### WHAT NEEDS TO BE DONE
Your answer should consist of each line from the data below that contains "CONVERT".

### DATA SECTION
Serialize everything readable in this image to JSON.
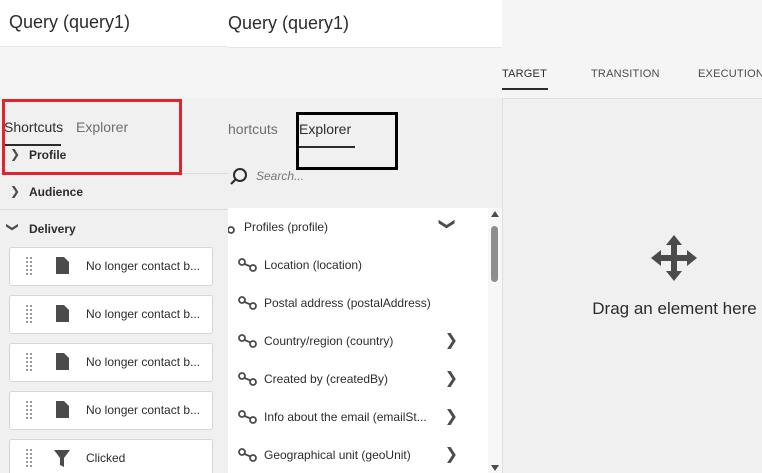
{
  "left_panel": {
    "title": "Query (query1)",
    "tabs": {
      "shortcuts": "Shortcuts",
      "explorer": "Explorer"
    },
    "sections": {
      "profile": "Profile",
      "audience": "Audience",
      "delivery": "Delivery"
    },
    "items": [
      {
        "label": "No longer contact b...",
        "icon": "document-icon"
      },
      {
        "label": "No longer contact b...",
        "icon": "document-icon"
      },
      {
        "label": "No longer contact b...",
        "icon": "document-icon"
      },
      {
        "label": "No longer contact b...",
        "icon": "document-icon"
      },
      {
        "label": "Clicked",
        "icon": "filter-icon"
      }
    ]
  },
  "middle_panel": {
    "title": "Query (query1)",
    "tabs": {
      "shortcuts": "hortcuts",
      "explorer": "Explorer"
    },
    "search": {
      "placeholder": "Search..."
    },
    "tree": [
      {
        "label": "Profiles (profile)",
        "indicator": "chevron-down"
      },
      {
        "label": "Location (location)",
        "indicator": "none"
      },
      {
        "label": "Postal address (postalAddress)",
        "indicator": "none"
      },
      {
        "label": "Country/region (country)",
        "indicator": "chevron-right"
      },
      {
        "label": "Created by (createdBy)",
        "indicator": "chevron-right"
      },
      {
        "label": "Info about the email (emailSt...",
        "indicator": "chevron-right"
      },
      {
        "label": "Geographical unit (geoUnit)",
        "indicator": "chevron-right"
      }
    ]
  },
  "right_panel": {
    "tabs": [
      "TARGET",
      "TRANSITION",
      "EXECUTION"
    ],
    "active_tab": "TARGET",
    "drop_hint": "Drag an element here"
  },
  "colors": {
    "highlight_red": "#e0242e",
    "highlight_black": "#000000",
    "panel_bg": "#f0f0f0"
  }
}
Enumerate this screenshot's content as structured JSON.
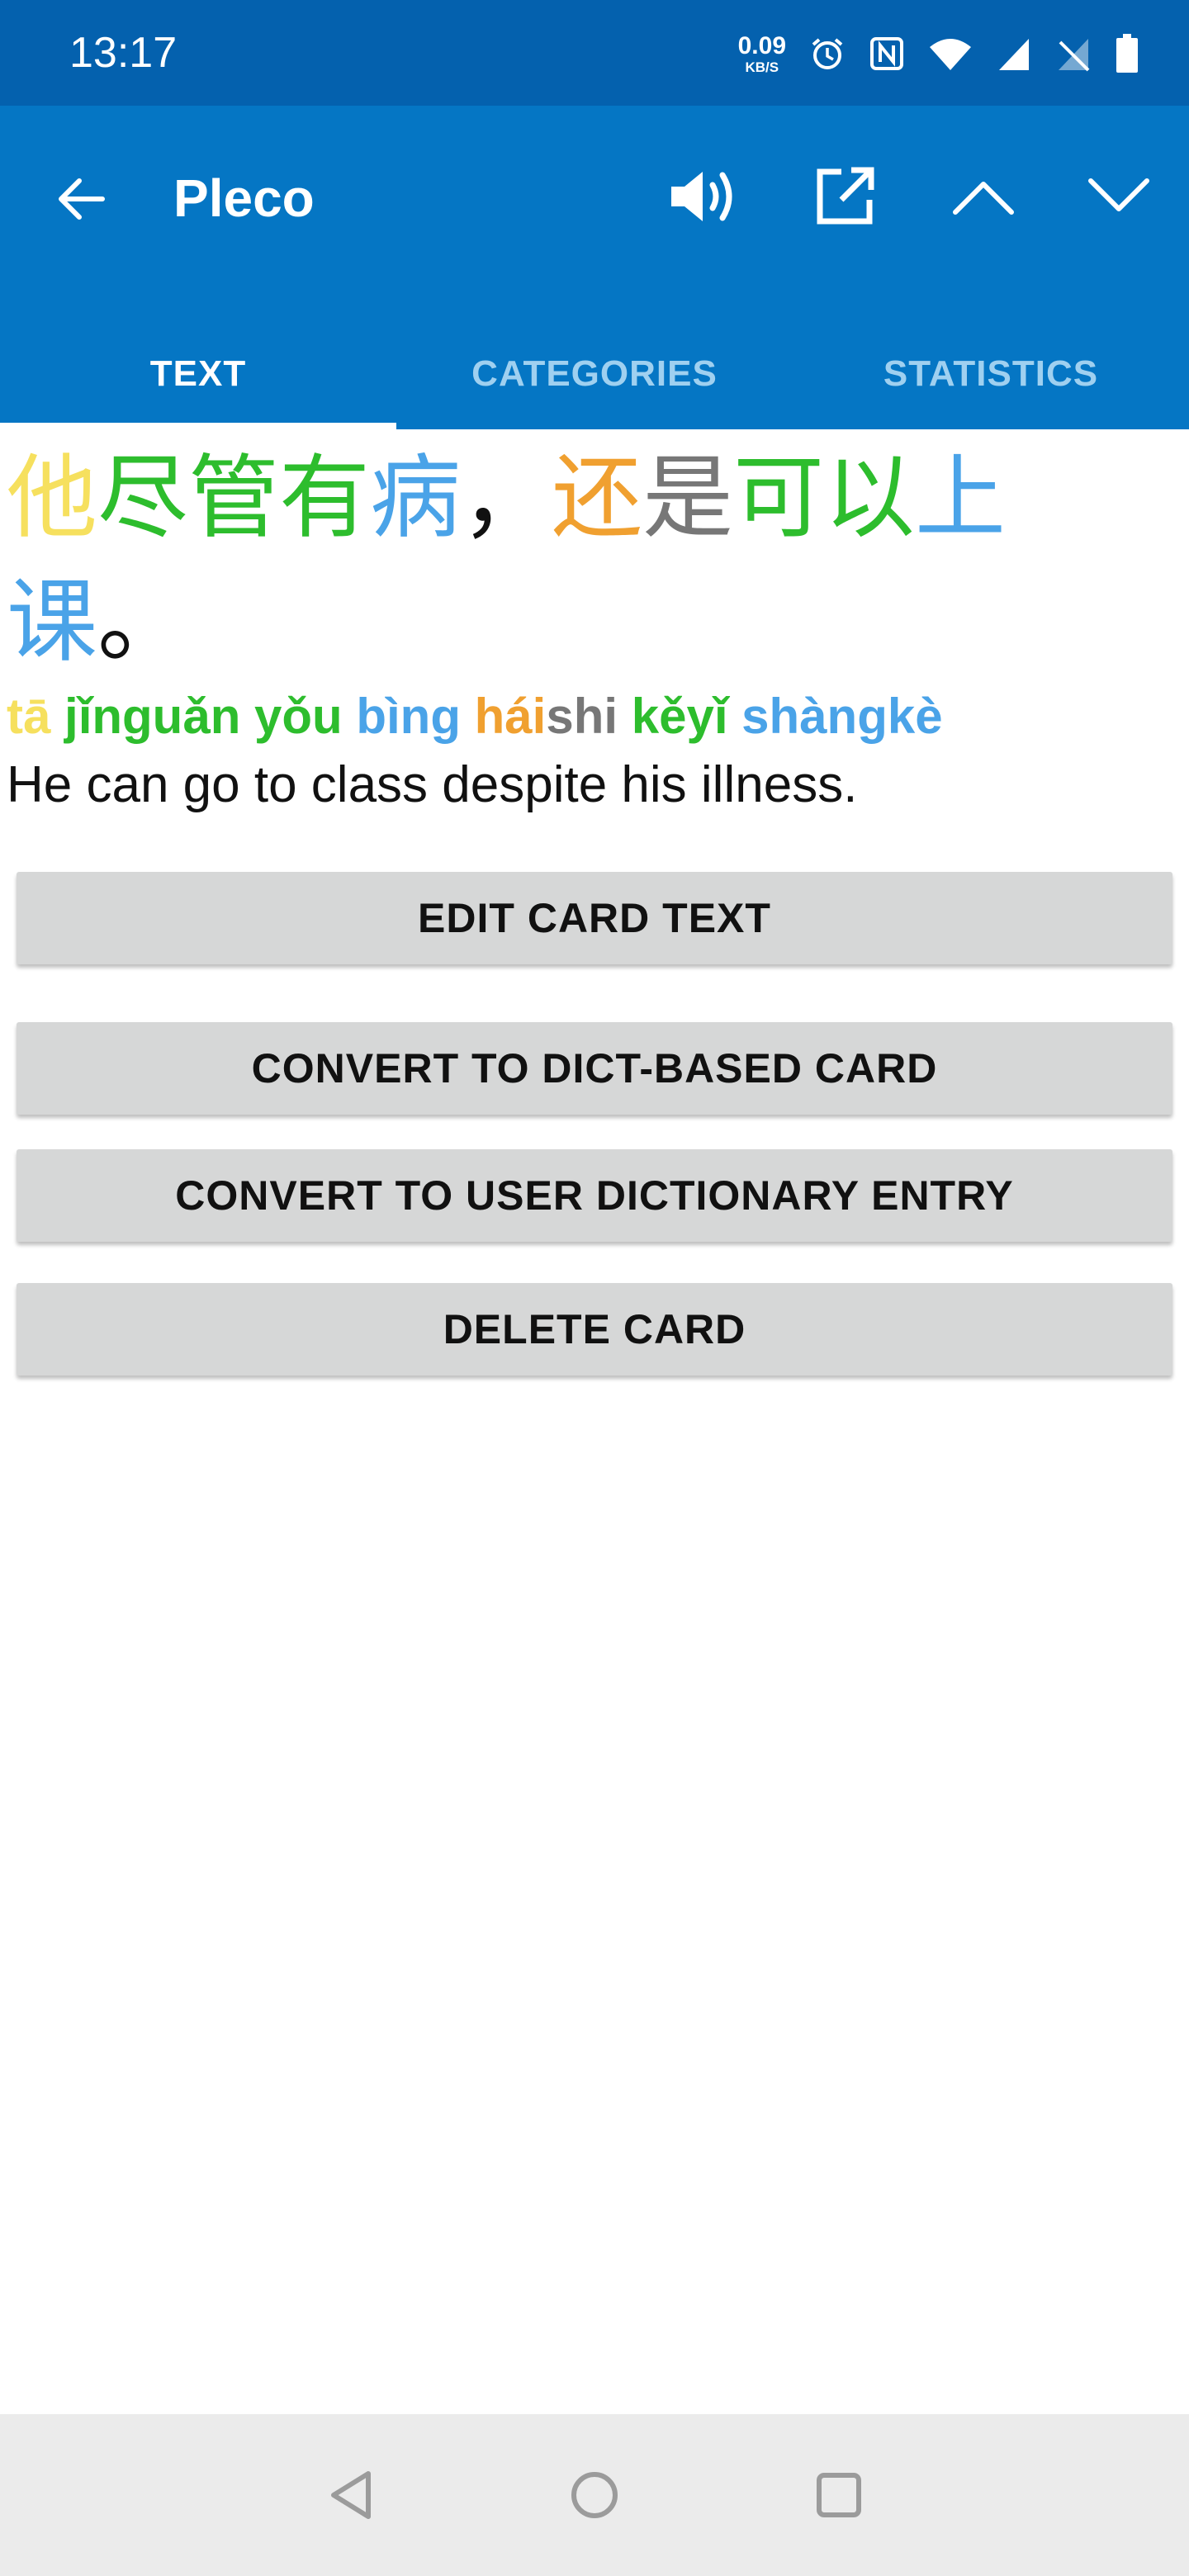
{
  "status": {
    "time": "13:17",
    "net_speed": "0.09",
    "net_unit": "KB/S",
    "icons": [
      "alarm-icon",
      "nfc-icon",
      "wifi-icon",
      "signal-icon",
      "no-signal-icon",
      "battery-icon"
    ]
  },
  "appbar": {
    "title": "Pleco",
    "color": "#0576c4",
    "actions": [
      "speaker-icon",
      "open-external-icon",
      "chevron-up-icon",
      "chevron-down-icon"
    ]
  },
  "tabs": [
    {
      "label": "TEXT",
      "active": true
    },
    {
      "label": "CATEGORIES",
      "active": false
    },
    {
      "label": "STATISTICS",
      "active": false
    }
  ],
  "card": {
    "hanzi_line1": [
      {
        "text": "他",
        "color": "#f6e05e"
      },
      {
        "text": "尽管",
        "color": "#2dbd2d"
      },
      {
        "text": "有",
        "color": "#2dbd2d"
      },
      {
        "text": "病",
        "color": "#4aa3e8"
      },
      {
        "text": "，",
        "color": "#111111"
      },
      {
        "text": "还",
        "color": "#f0a030"
      },
      {
        "text": "是",
        "color": "#777777"
      },
      {
        "text": "可以",
        "color": "#2dbd2d"
      },
      {
        "text": "上",
        "color": "#4aa3e8"
      }
    ],
    "hanzi_line2": [
      {
        "text": "课",
        "color": "#4aa3e8"
      },
      {
        "text": "。",
        "color": "#111111"
      }
    ],
    "pinyin": [
      {
        "text": "tā ",
        "color": "#f6e05e"
      },
      {
        "text": "jǐnguǎn ",
        "color": "#2dbd2d"
      },
      {
        "text": "yǒu ",
        "color": "#2dbd2d"
      },
      {
        "text": "bìng ",
        "color": "#4aa3e8"
      },
      {
        "text": "hái",
        "color": "#f0a030"
      },
      {
        "text": "shi ",
        "color": "#777777"
      },
      {
        "text": "kěyǐ ",
        "color": "#2dbd2d"
      },
      {
        "text": "shàngkè",
        "color": "#4aa3e8"
      }
    ],
    "translation": "He can go to class despite his illness."
  },
  "buttons": {
    "edit": "EDIT CARD TEXT",
    "convert_dict": "CONVERT TO DICT-BASED CARD",
    "convert_user": "CONVERT TO USER DICTIONARY ENTRY",
    "delete": "DELETE CARD"
  },
  "navbar": {
    "icons": [
      "back-triangle-icon",
      "home-circle-icon",
      "recents-square-icon"
    ]
  }
}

### WRITTEN RESPONSE
    "convert_dict": "CONVERT TO DICT-BASED CARD",
    "convert_user": "CONVERT TO USER DICTIONARY ENTRY",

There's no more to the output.